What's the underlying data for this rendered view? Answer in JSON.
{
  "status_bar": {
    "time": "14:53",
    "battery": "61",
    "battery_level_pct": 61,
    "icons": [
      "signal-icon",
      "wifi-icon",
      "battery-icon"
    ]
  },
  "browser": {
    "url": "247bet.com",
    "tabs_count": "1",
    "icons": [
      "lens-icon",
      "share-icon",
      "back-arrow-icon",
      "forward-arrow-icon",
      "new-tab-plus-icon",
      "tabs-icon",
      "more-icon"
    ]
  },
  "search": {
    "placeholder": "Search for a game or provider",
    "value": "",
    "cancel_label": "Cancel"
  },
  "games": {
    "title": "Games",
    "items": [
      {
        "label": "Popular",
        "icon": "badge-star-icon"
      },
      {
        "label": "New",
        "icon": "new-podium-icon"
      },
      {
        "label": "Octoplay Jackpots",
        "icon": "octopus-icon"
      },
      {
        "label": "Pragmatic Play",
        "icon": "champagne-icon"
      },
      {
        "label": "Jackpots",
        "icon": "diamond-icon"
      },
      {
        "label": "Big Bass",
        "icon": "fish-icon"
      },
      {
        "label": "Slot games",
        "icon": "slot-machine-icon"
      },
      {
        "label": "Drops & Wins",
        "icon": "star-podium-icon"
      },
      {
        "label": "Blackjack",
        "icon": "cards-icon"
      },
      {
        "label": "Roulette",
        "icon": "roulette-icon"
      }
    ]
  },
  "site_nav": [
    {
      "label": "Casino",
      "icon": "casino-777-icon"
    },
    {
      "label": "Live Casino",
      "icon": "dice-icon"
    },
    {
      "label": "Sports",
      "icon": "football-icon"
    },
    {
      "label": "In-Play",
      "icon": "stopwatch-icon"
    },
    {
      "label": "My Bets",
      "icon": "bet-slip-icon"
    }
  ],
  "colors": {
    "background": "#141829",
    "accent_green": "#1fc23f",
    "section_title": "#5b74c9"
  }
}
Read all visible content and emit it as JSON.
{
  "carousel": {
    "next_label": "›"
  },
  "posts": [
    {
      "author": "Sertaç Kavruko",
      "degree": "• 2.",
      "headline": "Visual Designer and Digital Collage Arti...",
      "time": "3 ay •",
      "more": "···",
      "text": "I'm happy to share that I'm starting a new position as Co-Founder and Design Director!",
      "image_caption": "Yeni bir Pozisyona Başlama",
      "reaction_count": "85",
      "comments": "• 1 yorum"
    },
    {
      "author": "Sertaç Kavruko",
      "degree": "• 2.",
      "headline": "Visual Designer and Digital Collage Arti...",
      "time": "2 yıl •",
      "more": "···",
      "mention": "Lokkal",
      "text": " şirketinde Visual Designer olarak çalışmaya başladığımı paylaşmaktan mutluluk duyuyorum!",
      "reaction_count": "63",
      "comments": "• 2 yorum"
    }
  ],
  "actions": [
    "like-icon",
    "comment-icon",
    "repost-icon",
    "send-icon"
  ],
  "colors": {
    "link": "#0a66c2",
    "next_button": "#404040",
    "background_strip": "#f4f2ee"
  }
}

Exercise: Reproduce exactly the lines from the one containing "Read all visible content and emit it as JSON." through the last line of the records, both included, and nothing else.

Final answer:
Read all visible content and emit it as JSON.
{
  "carousel": {
    "next_label": "›"
  },
  "posts": [
    {
      "author": "Sertaç Kavruko",
      "degree": "• 2.",
      "headline": "Visual Designer and Digital Collage Arti...",
      "time": "3 ay •",
      "more": "···",
      "text": "I'm happy to share that I'm starting a new position as Co-Founder and Design Director!",
      "image_caption": "Yeni bir Pozisyona Başlama",
      "reaction_count": "85",
      "comments": "• 1 yorum"
    },
    {
      "author": "Sertaç Kavruko",
      "degree": "• 2.",
      "headline": "Visual Designer and Digital Collage Arti...",
      "time": "2 yıl •",
      "more": "···",
      "mention": "Lokkal",
      "text": " şirketinde Visual Designer olarak çalışmaya başladığımı paylaşmaktan mutluluk duyuyorum!",
      "reaction_count": "63",
      "comments": "• 2 yorum"
    }
  ],
  "actions": [
    "like-icon",
    "comment-icon",
    "repost-icon",
    "send-icon"
  ],
  "colors": {
    "link": "#0a66c2",
    "next_button": "#404040",
    "background_strip": "#f4f2ee"
  }
}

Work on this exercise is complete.